Dengue infection: patients of countryside in great trouble
DailySun || Shining BD
The dengue patients in the countryside have got into deep trouble due to manyfold problems, including lack of facilities for better treatment and saline and test kit crises.
The problems have been deepened as health authorities have asked local health officials not to send patients to Dhaka hospitals which are already flooded with patients.

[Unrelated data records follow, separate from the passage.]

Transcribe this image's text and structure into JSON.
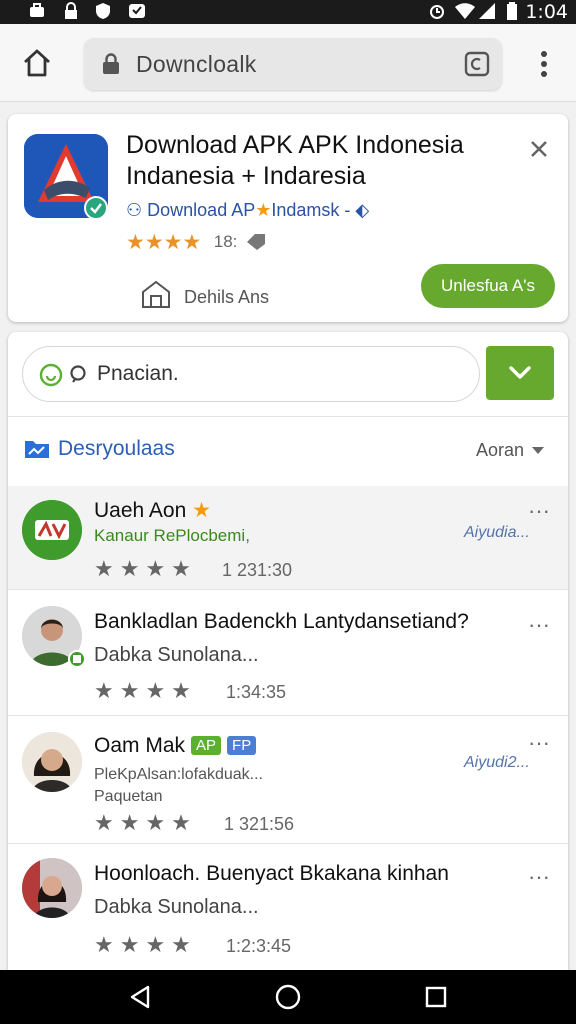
{
  "status_bar": {
    "time": "1:04",
    "icons": [
      "briefcase-icon",
      "lock-icon",
      "shield-icon",
      "notification-icon",
      "alarm-icon",
      "wifi-icon",
      "signal-icon",
      "battery-icon"
    ]
  },
  "browser": {
    "url": "Downcloalk",
    "buttons": [
      "home-icon",
      "lock-icon",
      "tab-icon",
      "more-vert-icon"
    ]
  },
  "app_banner": {
    "title": "Download APK APK Indonesia Indanesia + Indaresia",
    "developer": "Download AP",
    "developer_suffix": "Indamsk - ",
    "rating_stars": "★★★★",
    "rating_count": "18:",
    "details_label": "Dehils Ans",
    "install_label": "Unlesfua A's"
  },
  "search": {
    "placeholder": "Pnacian.",
    "value": "Pnacian."
  },
  "section": {
    "title": "Desryoulaas",
    "sort_label": "Aoran"
  },
  "items": [
    {
      "title": "Uaeh Aon",
      "title_extra": "★",
      "subtitle": "Kanaur RePlocbemi,",
      "stars": "★★★★",
      "time": "1 231:30",
      "reply": "Aiyudia...",
      "more": "···"
    },
    {
      "title": "Bankladlan Badenckh Lantydansetiand?",
      "subtitle": "Dabka Sunolana...",
      "stars": "★★★★",
      "time": "1:34:35",
      "more": "···"
    },
    {
      "title": "Oam Mak",
      "badge1": "AP",
      "badge2": "FP",
      "subtitle": "PleKpAlsan:lofakduak...",
      "subtitle2": "Paquetan",
      "stars": "★★★★",
      "time": "1 321:56",
      "reply": "Aiyudi2...",
      "more": "···"
    },
    {
      "title": "Hoonloach. Buenyact  Bkakana kinhan",
      "subtitle": "Dabka Sunolana...",
      "stars": "★★★★",
      "time": "1:2:3:45",
      "more": "···"
    }
  ],
  "colors": {
    "accent_green": "#67a92f",
    "link_blue": "#2a5fb5",
    "star_orange": "#e8932a"
  }
}
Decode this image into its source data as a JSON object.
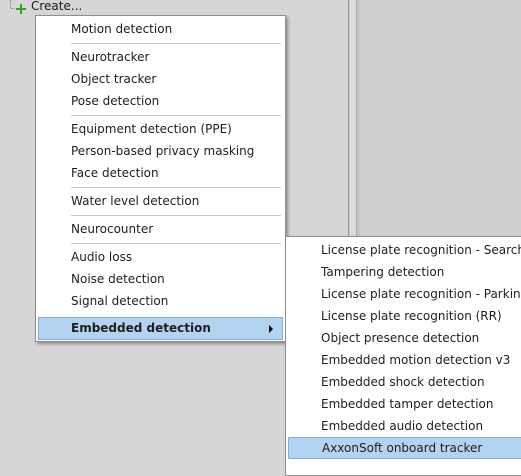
{
  "tree": {
    "create_label": "Create..."
  },
  "main_menu": {
    "items": [
      "Motion detection",
      "Neurotracker",
      "Object tracker",
      "Pose detection",
      "Equipment detection (PPE)",
      "Person-based privacy masking",
      "Face detection",
      "Water level detection",
      "Neurocounter",
      "Audio loss",
      "Noise detection",
      "Signal detection",
      "Embedded detection"
    ]
  },
  "sub_menu": {
    "items": [
      "License plate recognition - Search in",
      "Tampering detection",
      "License plate recognition - Parking",
      "License plate recognition (RR)",
      "Object presence detection",
      "Embedded motion detection v3",
      "Embedded shock detection",
      "Embedded tamper detection",
      "Embedded audio detection",
      "AxxonSoft onboard tracker"
    ]
  },
  "colors": {
    "highlight": "#b4d3f1",
    "highlight_border": "#7faee0",
    "plus_icon": "#2aa52a"
  }
}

Prof Dr Ahmedul Kabir, Additional Director General (Development and Planning) of the Directorate General of Health Services (DGHS), at a virtual press briefing on Sunday stated, “Dengue patients were admitted to all upazila health complexes. It is possible to ensure dengue treatment in the upazila hospitals." However, reports from various district and upazila level hospitals reveal a grim scenario. Patients are encountering difficulties in receiving appropriate care in both government and private facilities due to lack of facilities of better treatment including ICU bed, general bed, dengue testing kits, and saline.
Moreover, patients seeking treatment at ill-equipped private hospitals are becoming victims of financial exploitation, exacerbating the health crisis. Dr Md. Yusuf Ali, UH&FPO of Modhukhali Upazila Health Complex, highlighted the burden on local facilities, with 78 dengue patients under treatment as of last Sunday. "Our stock of dengue test kits is nearing exhaustion. We have requested additional supplies from the health directorate," he noted.
In Rajbari district, Dr. Mohammad Ibrahim Titon, Civil Surgeon, told the Daily Sun that 97 patients are currently undergoing treatment, with 32 new admissions in the past 24 hours. Hospitals are coping with the influx as best as they can, referring critical cases to nearby Faridpur Medical College Hospital.
Md Farid Hossain, Administrative Officer of Pabna General Hospital, confirmed that the hospital has been facing increased demand for dengue test kits, as patients throng to the hospital for tests.
The public's frustration is palpable. Residents of districts such as Faridpur and Pabna have voiced their grievances over the lack of adequate testing and treatment services in both government and private hospitals.
Healthcare facilities, already stretched thin, are unable to adequately address the rise in dengue cases. The governmental directive to halt the flow of patients to Dhaka hospitals may have been necessary, but it underscores the dire need for robust healthcare infrastructures across the country, especially as the crisis shows no sign of abating.
Sources from Dhaka hospitals highlight an additional layer of complexity. Sources indicate that the healthcare facilities in the capital are under increasing strain as critical dengue cases from other districts are being redirected to them, even as they grapple with their existing patient load.
Ahmedul Kabir of the DGHS elaborated on the national state of affairs, stating that the number of dengue tests has surged across the country, in part due to flu-like symptoms affecting a broad segment of the population.
In response to the mounting crisis, DGHS convened an emergency virtual meeting on Sunday involving Civil Surgeons, Upazila Health & Family Planning Officers, Divisional health officials, and representatives from Medical Colleges across the country. The primary focus was to formulate measures to manage the escalating situation effectively.
Ahmedul Kabir said fluid management is vital for dengue patients. “It doesn't necessitate sending them to Dhaka, as this puts patients, especially those in shock syndrome, at unnecessary risk during the long journey."
Three specific directives were issued by DGHS including formation of rapid response teams in every hospital.
The uptick in dengue cases outside of Dhaka has been alarming. In the past few weeks alone, there has been an approximate 50 percent increase in reported cases in rural areas.
Despite these governmental measures, concerns are running high among residents outside Dhaka. Many fear that local hospitals, already strained to their limits, will be further overwhelmed, raising questions about the healthcare system's capacity to manage this rapidly escalating crisis effectively.